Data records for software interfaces
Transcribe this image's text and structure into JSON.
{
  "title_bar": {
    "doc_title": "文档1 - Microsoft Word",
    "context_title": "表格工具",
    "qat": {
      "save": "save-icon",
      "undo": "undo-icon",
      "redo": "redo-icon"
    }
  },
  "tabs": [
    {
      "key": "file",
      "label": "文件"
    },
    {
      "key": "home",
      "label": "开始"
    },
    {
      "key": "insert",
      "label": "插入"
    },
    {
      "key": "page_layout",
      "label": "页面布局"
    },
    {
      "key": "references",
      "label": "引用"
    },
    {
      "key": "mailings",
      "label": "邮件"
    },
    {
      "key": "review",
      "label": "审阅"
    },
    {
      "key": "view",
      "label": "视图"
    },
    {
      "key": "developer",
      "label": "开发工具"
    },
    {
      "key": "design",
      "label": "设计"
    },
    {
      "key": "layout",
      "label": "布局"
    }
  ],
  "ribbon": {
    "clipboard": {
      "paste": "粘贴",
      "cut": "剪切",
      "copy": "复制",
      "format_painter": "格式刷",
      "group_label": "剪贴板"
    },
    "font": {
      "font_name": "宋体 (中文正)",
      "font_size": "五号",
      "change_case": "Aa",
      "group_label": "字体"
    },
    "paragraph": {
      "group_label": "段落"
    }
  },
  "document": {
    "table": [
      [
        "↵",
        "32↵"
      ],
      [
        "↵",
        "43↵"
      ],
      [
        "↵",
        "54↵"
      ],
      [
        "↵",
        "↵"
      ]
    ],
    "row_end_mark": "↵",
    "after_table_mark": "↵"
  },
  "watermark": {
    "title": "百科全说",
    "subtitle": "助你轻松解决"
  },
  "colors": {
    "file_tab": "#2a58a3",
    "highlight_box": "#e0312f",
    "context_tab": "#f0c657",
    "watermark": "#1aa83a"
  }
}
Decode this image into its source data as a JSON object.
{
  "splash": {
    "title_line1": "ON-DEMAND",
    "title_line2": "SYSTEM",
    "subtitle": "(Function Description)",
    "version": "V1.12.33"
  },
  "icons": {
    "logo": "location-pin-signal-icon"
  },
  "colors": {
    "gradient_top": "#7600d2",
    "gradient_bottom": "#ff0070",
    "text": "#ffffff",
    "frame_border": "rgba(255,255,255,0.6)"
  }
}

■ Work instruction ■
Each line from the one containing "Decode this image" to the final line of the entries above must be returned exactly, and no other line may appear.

■ Answer to this exercise ■
Decode this image into its source data as a JSON object.
{
  "splash": {
    "title_line1": "ON-DEMAND",
    "title_line2": "SYSTEM",
    "subtitle": "(Function Description)",
    "version": "V1.12.33"
  },
  "icons": {
    "logo": "location-pin-signal-icon"
  },
  "colors": {
    "gradient_top": "#7600d2",
    "gradient_bottom": "#ff0070",
    "text": "#ffffff",
    "frame_border": "rgba(255,255,255,0.6)"
  }
}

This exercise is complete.